Enjoying ad-free content?
Since July 1, 2024, we have disabled all ads to improve your reading experience.
This commitment costs us $10,000 a month. Your support can help us fill the gap.
Support us
Our journalism is banned in Russia. We need your help to keep providing you with the truth.

Sunk Missile Cruiser a Symbolic, Strategic Blow to Russia

Russian cruiser Moskva. Mil.ru

This story was updated at 10:12 a.m. on Friday to add that the ship had sunk.

The sinking of Russia’s Moskva missile cruiser off the Ukrainian coast is not only a symbolic blow to Russian military power, but may have major consequences for the ongoing invasion, according to analysts.  

“Russia has lost a significant part of its naval capability in the Black Sea, and its ability to hit targets in Ukraine,” said independent military analyst Pavel Luzhin. 

The details of an explosion onboard the flagship of Russia’s Black Sea fleet late Wednesday remain unclear, with Russian officials claiming onboard ammunition exploded and caused a large fire, and Ukrainian officials saying its forces successfully targeted the Moskva with Neptune anti-ship missiles. 

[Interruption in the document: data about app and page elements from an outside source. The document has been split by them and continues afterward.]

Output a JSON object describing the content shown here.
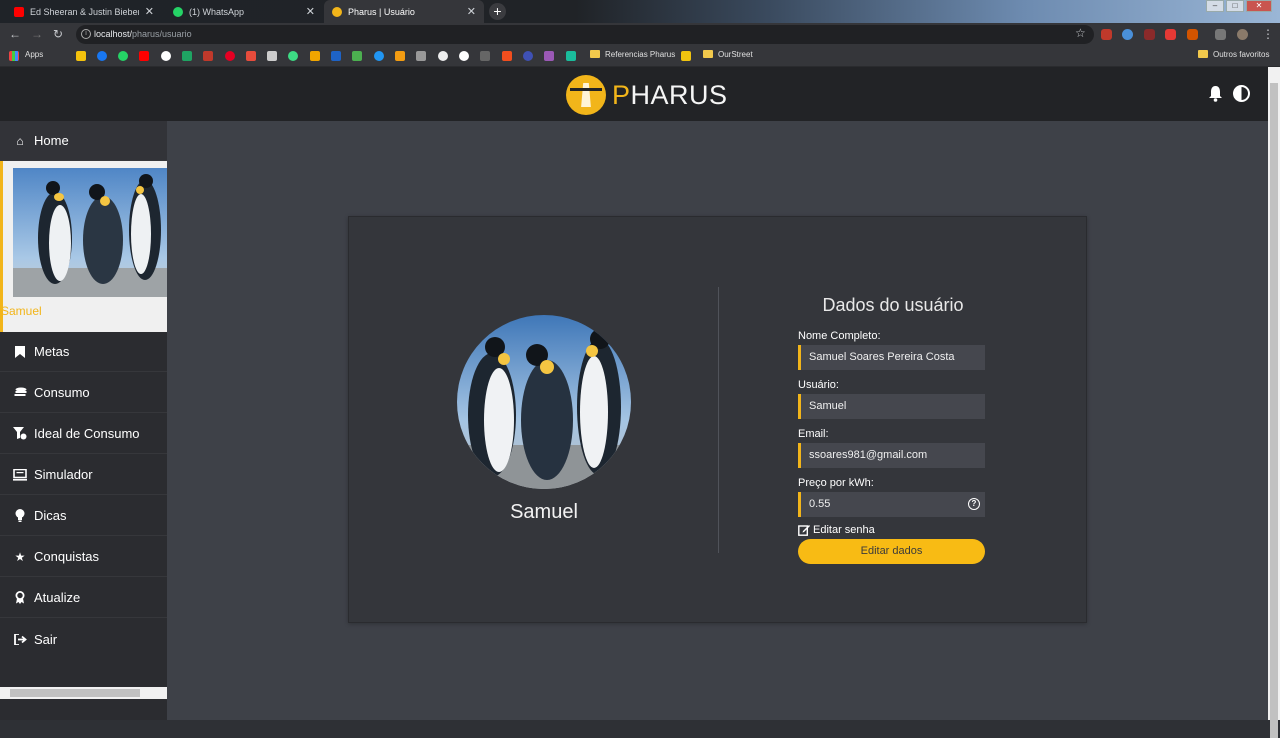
{
  "browser": {
    "tabs": [
      {
        "title": "Ed Sheeran & Justin Bieber - I Do",
        "icon": "youtube-icon",
        "color": "#ff0000"
      },
      {
        "title": "(1) WhatsApp",
        "icon": "whatsapp-icon",
        "color": "#25d366"
      },
      {
        "title": "Pharus | Usuário",
        "icon": "pharus-icon",
        "color": "#f2b51a"
      }
    ],
    "url_host": "localhost/",
    "url_path": "pharus/usuario",
    "bookmarks": {
      "apps": "Apps",
      "referencias": "Referencias Pharus",
      "ourstreet": "OurStreet",
      "outros": "Outros favoritos"
    }
  },
  "header": {
    "logo_initial": "P",
    "logo_rest": "HARUS"
  },
  "sidebar": {
    "home": "Home",
    "profile_name": "Samuel",
    "items": [
      "Metas",
      "Consumo",
      "Ideal de Consumo",
      "Simulador",
      "Dicas",
      "Conquistas",
      "Atualize",
      "Sair"
    ]
  },
  "profile_card": {
    "name": "Samuel",
    "title": "Dados do usuário",
    "full_name_label": "Nome Completo:",
    "full_name": "Samuel Soares Pereira Costa",
    "user_label": "Usuário:",
    "user": "Samuel",
    "email_label": "Email:",
    "email": "ssoares981@gmail.com",
    "price_label": "Preço por kWh:",
    "price": "0.55",
    "edit_password": "Editar senha",
    "edit_button": "Editar dados"
  }
}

Russia officials initially said the ship remained afloat and a salvage attempt was underway, but the Defense Ministry admitted late Thursday that the Moskva had sunk in the choppy waters of the Black Sea.  

The 186-meter-long vessel is the third-largest in Russia’s active fleet, and crucial to Russian naval power. The only Russian warship capable of carrying nuclear weapons, the Moskva is one of three Soviet-era “Slava”-class guided missile cruisers.

Since Russia launched its attack on neighboring Ukraine in February, the 12,500-ton Moskva has been used as a crucial store of defensive weapons and air defense missiles, as well as a hub for coordinating naval attacks, according to experts. 

The Moskva gained notoriety in the early days of Russia’s military campaign, when it radioed Ukrainian border guards on Snake Island in the Black Sea, urging them to surrender. “Russian warship, go f*** yourself,” the Ukrainian defenders replied, a phrase that has been widely repeated and became a symbol of Ukrainian resistance to Russian aggression.

The warship carries 16 P-1000 Vulkan cruise missiles, which have a 700-kilometer range and are designed to destroy other warships, but can also be used against ground targets. It also carries an array of anti-submarine and mine-torpedo weapons.

“In the history of the modern Russian Navy, there are ships that not only embody the sea but also the power of the state. The flagship of the Black Sea Fleet… is just that ship,” wrote Russian military equipment publication Military Arms in 2017. 

The Moskva was laid down by the Soviet Union as part of an effort to build a new class of guided missile cruisers following changes to modern warfare in the Vietnam War. 

Only three of ten planned Slava-class warships were completed. Six were never begun, or dismantled when the Soviet Union collapsed. And a final one, called “Ukraina,” still sits unfinished in the shipyards in the Ukrainian city of Mykolaiv. 

Since it entered service in the 1980s, the Moskva has seen action off the coast of Georgia during the Russian attack on the South Caucasus nation in 2008, as well as during Russia’s military campaign in Syria, where it aided regime forces with its air-defense systems. 

Russian President Vladimir Putin has visited the Moskva several times. Shortly after becoming president in 2000, Putin toured the vessel with then-Ukrainian President Leonid Kuchma while it was docked in the Crimean port of Sevastopol. 

Putin was informed about the damage to the vessel, Kremlin spokesperson Dmitry Peskov told state-owned news agency TASS on Thursday.

The 510-man crew of the Moskva successfully evacuated after the ship was initially damaged, according to the Russian Defense Ministry. 

The loss of the Moskva will likely restrict the sort of military operations Russia is capable of launching in southern Ukraine, including a possible attack on the port city of Odessa.   

“Without the Moskva, it would seem that a marine operation against Odessa or Mykolaiv is impossible right now,” said Luzhin. 

… we have a small favor to ask. As you may have heard, The Moscow Times, an independent news source for over 30 years, has been unjustly branded as a "foreign agent" by the Russian government. This blatant attempt to silence our voice is a direct assault on the integrity of journalism and the values we hold dear.

We, the journalists of The Moscow Times, refuse to be silenced. Our commitment to providing accurate and unbiased reporting on Russia remains unshaken. But we need your help to continue our critical mission.

Your support, no matter how small, makes a world of difference. If you can, please support us monthly starting from just $2. It's quick to set up, and you can be confident that you're making a significant impact every month by supporting open, independent journalism. Thank you.

paiment methods
Not ready to support today?
Remind me later.

Read more